I am researching microplastic pollution, its uptake by freshwater organisms and the potential toxic effects that they might have. My PhD project is mainly focussed on testing microplastics similar to cosmetic microbeads and clothing microfibres and their interaction with aquatic plants and small crustaceans. I am also very interested in the transfer of microplastics through the aquatic food chain.

What do you hope to accomplish with your research?

We know that marine plastic pollution has its major source in land and also that rivers, for example, not only act as plastic transport vector but also as a sink. Before I started my PhD, about two years ago, the majority of the attention had been focussed on the oceans. That is the reason why my research has a freshwater focus. We are answering specific questions that hopefully will lead to a better understanding of the potential toxicity.

What could be the potential benefits?

As a researcher, I hope that my results will help advancing the scientific knowledge in the area. For example, we have shown that aquatic plants can adhere microplastics on their surface which then may be passed to consumers. It would be very interesting to see monitoring studies also sampling plant species for the presence of microplastics. Additionally, my PhD project has a very unique societal aspect too. We are funded by the Irish Environmental Protection Agency (EPA), with which we hold biannual progress meetings. They thoroughly track our progress and are very interested in our results. The outcomes of the project will inform their environmental policies.

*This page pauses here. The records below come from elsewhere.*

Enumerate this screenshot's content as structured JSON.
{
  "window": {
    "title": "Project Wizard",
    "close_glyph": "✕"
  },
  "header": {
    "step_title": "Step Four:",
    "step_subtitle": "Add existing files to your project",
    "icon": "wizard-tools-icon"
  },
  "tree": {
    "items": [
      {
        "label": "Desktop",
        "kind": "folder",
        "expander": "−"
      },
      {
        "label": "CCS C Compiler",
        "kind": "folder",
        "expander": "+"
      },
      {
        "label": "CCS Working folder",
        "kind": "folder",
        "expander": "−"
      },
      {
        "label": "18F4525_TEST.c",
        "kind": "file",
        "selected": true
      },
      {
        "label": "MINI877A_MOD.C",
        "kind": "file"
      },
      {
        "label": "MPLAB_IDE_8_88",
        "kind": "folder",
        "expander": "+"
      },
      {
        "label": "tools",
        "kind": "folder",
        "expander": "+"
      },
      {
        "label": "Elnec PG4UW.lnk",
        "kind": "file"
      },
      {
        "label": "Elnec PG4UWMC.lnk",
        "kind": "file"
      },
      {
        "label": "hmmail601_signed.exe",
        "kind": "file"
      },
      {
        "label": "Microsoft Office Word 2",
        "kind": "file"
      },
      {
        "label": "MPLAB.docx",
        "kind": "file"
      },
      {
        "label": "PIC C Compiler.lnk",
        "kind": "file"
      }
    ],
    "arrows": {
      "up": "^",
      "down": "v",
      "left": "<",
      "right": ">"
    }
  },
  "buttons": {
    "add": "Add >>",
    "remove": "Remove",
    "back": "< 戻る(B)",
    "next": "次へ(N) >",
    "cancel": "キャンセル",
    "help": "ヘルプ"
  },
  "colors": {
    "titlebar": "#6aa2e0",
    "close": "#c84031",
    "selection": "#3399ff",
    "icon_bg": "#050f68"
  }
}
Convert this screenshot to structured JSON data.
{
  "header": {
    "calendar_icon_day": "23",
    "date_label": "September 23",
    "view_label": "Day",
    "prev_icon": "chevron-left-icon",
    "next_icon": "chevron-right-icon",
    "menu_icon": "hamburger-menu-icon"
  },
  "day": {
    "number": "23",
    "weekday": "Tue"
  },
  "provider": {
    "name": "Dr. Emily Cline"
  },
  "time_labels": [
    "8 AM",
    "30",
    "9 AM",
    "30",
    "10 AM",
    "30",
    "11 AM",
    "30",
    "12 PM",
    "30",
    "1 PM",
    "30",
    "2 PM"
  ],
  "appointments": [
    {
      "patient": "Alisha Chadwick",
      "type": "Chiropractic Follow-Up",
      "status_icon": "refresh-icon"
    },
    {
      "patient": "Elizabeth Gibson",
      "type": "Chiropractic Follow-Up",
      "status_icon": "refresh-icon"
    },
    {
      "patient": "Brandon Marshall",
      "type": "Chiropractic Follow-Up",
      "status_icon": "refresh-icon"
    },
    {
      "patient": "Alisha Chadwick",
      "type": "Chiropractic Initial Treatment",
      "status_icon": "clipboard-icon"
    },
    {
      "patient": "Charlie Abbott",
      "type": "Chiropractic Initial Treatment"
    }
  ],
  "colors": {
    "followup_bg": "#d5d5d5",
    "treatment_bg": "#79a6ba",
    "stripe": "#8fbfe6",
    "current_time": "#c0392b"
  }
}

What research is already out there on this subject? How will this research move things forward?

Plastic pollution research has grown exponentially over the last decade, however there are still important uncertainties related to the understanding of microplastic toxicity. With what we know so far, microplastics might not pose a physical threat to organisms, though they may act as vector of some other toxic chemicals. The problem could potentially be with nanoplastics, which are particles small enough to pass through and accumulate in cells.

Will be research be published and where?

Actually our first scientific publication “Polyethylene microplastics adhere to Lemna minor (L.), yet have no effects on plant growth or feeding by Gammarus duebeni (Lillj.)” was published very recently in the scientific journal Science of the Total Environment as part of their special issue on Environmental Plastics. We plan to publish further work in the form of publications in other scientific journals. There will also be an EPA report summarising our main findings, this will be published once the project is finished.

UCC Green Campus is part of FEE EcoCampus and Eco-Schools and is one of five programmes administrated by the Foundation for Environmental Education.